  26. 26.
    Awojoyogbe, O. B., Dada, M., Faromika, O. P., Moses, O. F., and Fuwape, I. A., Polynomial solutions of Bloch NMR flow equations for classical and quantum mechanical analysis of fluid flow in porous media. Open Magn. Reson. J. 2:46–56, 2009.Google Scholar
  27. 27.
    Dada, M., Awojoyogbe, O. B., Rozibaeva, N., and Mahmoud, K. B. B., Establishment of a Chebyshev-dependent inhomogeneous second order differential equation for the applied physics-related Boubaker-Turki polynomials. Appl. Appl. Math 3(2):329–336, 2008.MATHMathSciNetGoogle Scholar
  28. 28.
    Fridjine, S., and Amlouk, M., A new parameter: An Abacus for optimizing PV-T hybrid solar device functional materials using the Boubaker polynomials expansion scheme. Mod. Phys. Lett.

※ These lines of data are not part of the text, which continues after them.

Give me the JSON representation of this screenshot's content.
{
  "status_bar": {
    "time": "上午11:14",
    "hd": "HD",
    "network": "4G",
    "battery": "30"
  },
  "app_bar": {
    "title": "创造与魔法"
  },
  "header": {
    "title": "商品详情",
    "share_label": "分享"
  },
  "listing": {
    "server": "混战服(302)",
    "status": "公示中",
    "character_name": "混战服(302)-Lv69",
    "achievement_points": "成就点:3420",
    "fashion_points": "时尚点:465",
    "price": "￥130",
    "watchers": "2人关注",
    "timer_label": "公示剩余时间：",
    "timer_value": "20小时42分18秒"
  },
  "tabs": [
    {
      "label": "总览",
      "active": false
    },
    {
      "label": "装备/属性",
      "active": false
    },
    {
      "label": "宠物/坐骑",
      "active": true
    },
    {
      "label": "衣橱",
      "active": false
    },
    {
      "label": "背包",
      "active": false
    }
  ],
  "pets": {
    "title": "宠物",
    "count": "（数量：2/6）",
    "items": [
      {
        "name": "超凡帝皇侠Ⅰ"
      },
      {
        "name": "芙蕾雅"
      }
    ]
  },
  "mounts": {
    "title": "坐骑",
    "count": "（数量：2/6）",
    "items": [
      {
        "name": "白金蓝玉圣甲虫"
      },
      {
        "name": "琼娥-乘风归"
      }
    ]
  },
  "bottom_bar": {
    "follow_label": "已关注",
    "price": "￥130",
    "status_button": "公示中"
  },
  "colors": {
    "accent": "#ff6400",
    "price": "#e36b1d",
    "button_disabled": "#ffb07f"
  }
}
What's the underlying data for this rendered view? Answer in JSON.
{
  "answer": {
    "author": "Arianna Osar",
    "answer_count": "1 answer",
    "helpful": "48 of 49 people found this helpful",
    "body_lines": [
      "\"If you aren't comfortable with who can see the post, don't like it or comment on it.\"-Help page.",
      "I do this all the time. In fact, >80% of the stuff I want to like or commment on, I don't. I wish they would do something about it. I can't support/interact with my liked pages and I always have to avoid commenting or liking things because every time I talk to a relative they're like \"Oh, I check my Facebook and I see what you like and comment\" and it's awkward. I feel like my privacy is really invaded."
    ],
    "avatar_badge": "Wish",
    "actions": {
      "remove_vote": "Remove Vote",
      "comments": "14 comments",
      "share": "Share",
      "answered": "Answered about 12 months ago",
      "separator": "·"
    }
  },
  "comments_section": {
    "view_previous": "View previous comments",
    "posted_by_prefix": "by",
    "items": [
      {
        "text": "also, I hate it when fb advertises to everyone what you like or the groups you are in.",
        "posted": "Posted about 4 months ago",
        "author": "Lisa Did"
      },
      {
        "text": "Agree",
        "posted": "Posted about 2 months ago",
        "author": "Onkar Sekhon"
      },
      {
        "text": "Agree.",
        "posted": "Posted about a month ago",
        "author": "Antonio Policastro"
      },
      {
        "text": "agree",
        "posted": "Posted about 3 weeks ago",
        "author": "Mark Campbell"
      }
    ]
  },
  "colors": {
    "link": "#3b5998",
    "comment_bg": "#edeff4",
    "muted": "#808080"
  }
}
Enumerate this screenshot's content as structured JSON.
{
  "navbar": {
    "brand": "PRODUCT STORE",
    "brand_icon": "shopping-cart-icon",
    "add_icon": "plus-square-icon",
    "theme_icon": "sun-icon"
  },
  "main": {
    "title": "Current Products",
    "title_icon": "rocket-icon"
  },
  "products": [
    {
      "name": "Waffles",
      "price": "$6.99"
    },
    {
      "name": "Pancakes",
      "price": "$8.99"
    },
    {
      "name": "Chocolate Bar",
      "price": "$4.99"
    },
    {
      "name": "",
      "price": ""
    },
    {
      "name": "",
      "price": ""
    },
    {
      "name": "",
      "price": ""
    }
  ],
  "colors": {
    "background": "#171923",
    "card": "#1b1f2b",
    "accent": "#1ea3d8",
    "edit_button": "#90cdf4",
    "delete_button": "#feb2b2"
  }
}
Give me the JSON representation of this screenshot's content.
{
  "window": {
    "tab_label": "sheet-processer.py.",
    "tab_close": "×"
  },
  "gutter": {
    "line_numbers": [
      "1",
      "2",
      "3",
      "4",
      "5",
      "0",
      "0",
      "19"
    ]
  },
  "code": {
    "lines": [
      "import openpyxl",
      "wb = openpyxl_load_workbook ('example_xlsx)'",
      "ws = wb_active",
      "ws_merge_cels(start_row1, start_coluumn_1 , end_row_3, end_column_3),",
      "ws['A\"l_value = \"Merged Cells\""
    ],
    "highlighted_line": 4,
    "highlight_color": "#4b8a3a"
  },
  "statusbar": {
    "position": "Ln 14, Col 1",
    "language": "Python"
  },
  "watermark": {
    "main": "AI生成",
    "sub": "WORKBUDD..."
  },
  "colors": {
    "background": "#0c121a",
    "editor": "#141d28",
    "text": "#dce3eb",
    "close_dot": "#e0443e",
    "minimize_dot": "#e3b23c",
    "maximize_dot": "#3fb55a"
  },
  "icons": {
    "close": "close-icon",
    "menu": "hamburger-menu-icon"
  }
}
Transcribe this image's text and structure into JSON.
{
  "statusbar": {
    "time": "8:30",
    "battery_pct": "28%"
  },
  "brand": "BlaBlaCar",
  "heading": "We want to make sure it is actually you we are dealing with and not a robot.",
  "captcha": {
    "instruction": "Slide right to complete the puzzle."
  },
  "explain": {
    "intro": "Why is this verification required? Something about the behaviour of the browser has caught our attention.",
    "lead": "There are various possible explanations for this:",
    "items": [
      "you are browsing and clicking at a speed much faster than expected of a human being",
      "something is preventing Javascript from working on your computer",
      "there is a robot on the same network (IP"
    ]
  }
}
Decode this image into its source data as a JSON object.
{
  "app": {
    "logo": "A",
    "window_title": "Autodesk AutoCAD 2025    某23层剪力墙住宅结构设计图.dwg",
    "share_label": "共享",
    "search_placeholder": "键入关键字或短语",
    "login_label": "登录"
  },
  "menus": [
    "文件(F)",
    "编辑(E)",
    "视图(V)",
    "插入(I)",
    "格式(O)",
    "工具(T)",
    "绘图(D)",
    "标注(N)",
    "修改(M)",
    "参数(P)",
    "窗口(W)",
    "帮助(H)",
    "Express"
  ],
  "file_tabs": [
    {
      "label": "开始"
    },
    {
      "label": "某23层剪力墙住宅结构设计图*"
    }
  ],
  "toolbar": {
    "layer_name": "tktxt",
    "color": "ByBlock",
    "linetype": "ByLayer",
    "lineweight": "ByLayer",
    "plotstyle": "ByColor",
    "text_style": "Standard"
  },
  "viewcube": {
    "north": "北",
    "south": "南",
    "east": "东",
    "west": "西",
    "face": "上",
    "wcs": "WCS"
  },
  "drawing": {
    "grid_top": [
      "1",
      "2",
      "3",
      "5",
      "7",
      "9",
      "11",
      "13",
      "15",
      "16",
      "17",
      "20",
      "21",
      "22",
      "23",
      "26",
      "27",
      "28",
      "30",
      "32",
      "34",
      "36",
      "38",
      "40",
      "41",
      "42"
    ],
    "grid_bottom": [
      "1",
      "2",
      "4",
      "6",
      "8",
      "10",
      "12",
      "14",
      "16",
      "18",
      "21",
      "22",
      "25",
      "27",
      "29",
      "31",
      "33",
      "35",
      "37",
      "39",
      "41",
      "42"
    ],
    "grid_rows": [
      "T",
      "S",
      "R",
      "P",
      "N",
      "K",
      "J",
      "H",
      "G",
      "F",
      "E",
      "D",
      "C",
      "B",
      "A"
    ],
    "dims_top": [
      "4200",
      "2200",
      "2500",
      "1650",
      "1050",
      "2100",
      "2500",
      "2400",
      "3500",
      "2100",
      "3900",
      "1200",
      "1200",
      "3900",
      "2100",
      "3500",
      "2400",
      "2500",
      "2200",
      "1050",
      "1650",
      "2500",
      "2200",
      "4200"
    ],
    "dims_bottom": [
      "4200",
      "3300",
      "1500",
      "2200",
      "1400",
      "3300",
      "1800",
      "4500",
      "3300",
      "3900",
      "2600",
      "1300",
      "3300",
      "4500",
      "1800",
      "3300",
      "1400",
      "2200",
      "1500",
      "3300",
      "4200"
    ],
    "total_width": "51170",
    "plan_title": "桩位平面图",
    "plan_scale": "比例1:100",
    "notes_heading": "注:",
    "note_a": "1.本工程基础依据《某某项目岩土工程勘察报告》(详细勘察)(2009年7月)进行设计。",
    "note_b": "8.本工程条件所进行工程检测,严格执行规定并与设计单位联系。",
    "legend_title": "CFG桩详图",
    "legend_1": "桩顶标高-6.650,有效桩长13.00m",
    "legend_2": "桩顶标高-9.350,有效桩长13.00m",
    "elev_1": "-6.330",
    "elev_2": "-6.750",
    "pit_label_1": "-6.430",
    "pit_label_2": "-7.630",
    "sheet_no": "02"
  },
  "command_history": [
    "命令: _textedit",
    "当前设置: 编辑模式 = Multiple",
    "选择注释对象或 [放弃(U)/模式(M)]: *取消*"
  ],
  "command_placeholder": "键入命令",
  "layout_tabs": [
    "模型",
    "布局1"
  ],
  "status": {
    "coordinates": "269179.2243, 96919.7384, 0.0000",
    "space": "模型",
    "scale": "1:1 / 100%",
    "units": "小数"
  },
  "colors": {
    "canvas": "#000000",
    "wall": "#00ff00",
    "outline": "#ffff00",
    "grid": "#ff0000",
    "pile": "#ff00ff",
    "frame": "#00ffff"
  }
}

B 23:2179, 2009.CrossRefMATHGoogle Scholar
  29. 29.
    Tabatabaei, S., Zhao, T., Awojoyogbe, O., and Moses, F., Cut-off cooling velocity profiling inside a keyhole model using the Boubaker polynomials expansion scheme. Heat Mass Transf. 45:1247, 2009.CrossRefGoogle Scholar
  30. 30.
    Belhadj, A., Onyango, O., and Rozibaeva, N., Boubaker polynomials expansion scheme-related heat transfer investigation inside keyhole model. J. Thermophys. Heat Transf. 23:639, 2009.CrossRefGoogle Scholar
  31. 31.
    Zhao, T. G., Wang, Y. X., and Ben Mahmoud, K. B., Int. J. Math. Comp. 1:13, 2008.MathSciNetGoogle Scholar
  32. 32.
    Ghrib, T., Boubaker, K., and Bouhafs, M., Mod. Phys. Lett. B 22:2907, 2008.CrossRefGoogle Scholar
  33. 33.
    Guezmir, N., Ben Nasrallah, T., Boubaker, K., Amlouk, M., and Belgacem, S., J. Alloys and Comp. 481:543, 2009.CrossRefGoogle Scholar
  34. 34.
    Oyodum, O. D., Awojoyogbe, O. B., Dada, M., and Magnuson, J., Europ. Phys. J.–App. Phys. 46(2):21201, 2009.CrossRefGoogle Scholar
  35. 35.
    Belhadj, A., Bessrour, J., Bouhafs, M., and Barrallier, L., Experimental and theoretical cooling velocity profile inside laser welded metals using keyhole approximation and Boubaker polynomials expansion. J. Therm. Anal. Calorim 97(3):911–915, 2009.CrossRefGoogle Scholar

Copyright information

© Springer Science+Business Media, LLC 2010

Authors and Affiliations

  • O. B. Awojoyogbe
    • 1
  • O. P. Faromika
    • 3
  • M. Dada
    • 1
  • Karem Boubaker
    • 2
  • O. S. Ojambati
    • 1
  1. 1.Department of PhysicsFederal University of TechnologyMinnaNigeria
  2. 2.Dép. de Physique et ChimieÉcole Supérieure des Science et Techniques de TunisTunisTunisia
  3. 3.Department of PhysicsFederal University of TechnologyAkureNigeria

Personalised recommendations